An appreciation for windows. Inspired by the title of this project and website, I’ve been thinking a lot more about windows. Particularly the ones in my apartment: these portals to the outside world have brought me moments of calm and moments of joy. In the mornings, I find myself looking longingly out my kitchen window. It’s where I choose to have my coffee and plan my day in the grey light. On warm and windy days, I open all the windows wide to let the spring air whip through my small apartment, rustling the pages of magazines and rattling my house plants. Sometimes I climb onto my fire escape, and find myself on the other side. Perched here, I can admire the color of the light through the newly sprouted tree leaves. It’s an electric yellow-green. I watch the sky often; That’s not something I used to do before.

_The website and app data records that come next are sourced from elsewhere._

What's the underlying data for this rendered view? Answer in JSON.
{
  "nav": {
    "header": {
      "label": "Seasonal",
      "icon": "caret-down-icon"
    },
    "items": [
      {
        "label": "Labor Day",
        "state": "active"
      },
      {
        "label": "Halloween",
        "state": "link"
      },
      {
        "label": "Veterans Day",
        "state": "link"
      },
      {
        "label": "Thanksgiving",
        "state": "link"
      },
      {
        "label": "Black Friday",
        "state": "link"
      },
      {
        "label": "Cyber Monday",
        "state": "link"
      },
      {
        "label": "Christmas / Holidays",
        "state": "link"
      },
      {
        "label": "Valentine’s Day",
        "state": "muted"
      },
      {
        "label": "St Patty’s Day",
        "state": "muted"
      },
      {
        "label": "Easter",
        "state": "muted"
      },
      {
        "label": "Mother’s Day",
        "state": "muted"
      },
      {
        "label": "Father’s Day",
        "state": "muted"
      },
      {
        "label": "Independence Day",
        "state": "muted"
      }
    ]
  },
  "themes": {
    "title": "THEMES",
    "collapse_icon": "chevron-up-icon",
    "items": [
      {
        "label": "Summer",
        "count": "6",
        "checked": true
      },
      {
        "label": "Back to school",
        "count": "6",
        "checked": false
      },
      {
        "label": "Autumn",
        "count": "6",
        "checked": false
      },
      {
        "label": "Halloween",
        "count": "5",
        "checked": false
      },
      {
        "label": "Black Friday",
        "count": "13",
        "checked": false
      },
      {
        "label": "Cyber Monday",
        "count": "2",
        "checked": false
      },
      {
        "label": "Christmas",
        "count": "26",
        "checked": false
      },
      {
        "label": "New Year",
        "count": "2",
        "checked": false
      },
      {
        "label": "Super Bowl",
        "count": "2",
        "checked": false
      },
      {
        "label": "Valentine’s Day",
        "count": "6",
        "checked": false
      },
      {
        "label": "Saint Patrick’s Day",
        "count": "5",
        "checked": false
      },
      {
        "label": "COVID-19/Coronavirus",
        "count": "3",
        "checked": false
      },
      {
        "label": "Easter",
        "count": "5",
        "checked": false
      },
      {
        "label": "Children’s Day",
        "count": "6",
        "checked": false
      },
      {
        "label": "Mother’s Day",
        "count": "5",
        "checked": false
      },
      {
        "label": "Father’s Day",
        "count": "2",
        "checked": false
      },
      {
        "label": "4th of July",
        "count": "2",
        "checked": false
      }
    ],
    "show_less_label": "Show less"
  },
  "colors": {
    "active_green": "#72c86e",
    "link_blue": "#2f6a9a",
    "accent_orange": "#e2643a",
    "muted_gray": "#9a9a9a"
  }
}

I don’t live in New York City anymore, I live in Eastern Crown Heights. My walks take me to the local grocery stores and bodegas, and to the post office a few times. When I’m not motivated by an errand, I’ll stroll down brownstone-lined streets on the surrounding blocks. On one magically warm night in early April, my girlfriend and I decided to attempt a jog down President Street. As the sun set, men of all ages began to emerge on front lawns, patios, and stoops, sporting the conservative black garb and wide-brimmed hats associated with the ultra-Orthodox community that lives here. Hebrew song filled the air, and joyous chanting surrounded us as the neighborhood began to celebrate Passover. Our hearts pounded in our ears as we sprinted down the street, smiling and laughing at the unexpected acapella accompaniment to our jog.
What makes “neighborhood” a state of mind? It’s been over six weeks since I set foot in Manhattan, which used to be the center of my weekday focus. Cutting the workday commute from my life has most dramatically altered my sense of place. The subway in fact seems like a distant memory. Has it been months or years since I’ve been down there? With a new groundedness in my apartment and neighborhood, I have found moments of magic and of mindfulness. There are new rhythms now that are no longer punctuated by the deafening screech of train breaks. My senses are attuned to nuanced patterns that in the past would have gone unnoticed. I listen for the mail being delivered, signaled by the clanging of the mailbox, I watch as people enter and exit the building and speculate on their activities, I sit for hours with the sounds of the neighborhood children playing, birds nesting, and the rustling of garbage in the eddies of the breeze. When you focus on the small details you feel more connected—it brings a sense of cocooning and calm in an otherwise uncertain time.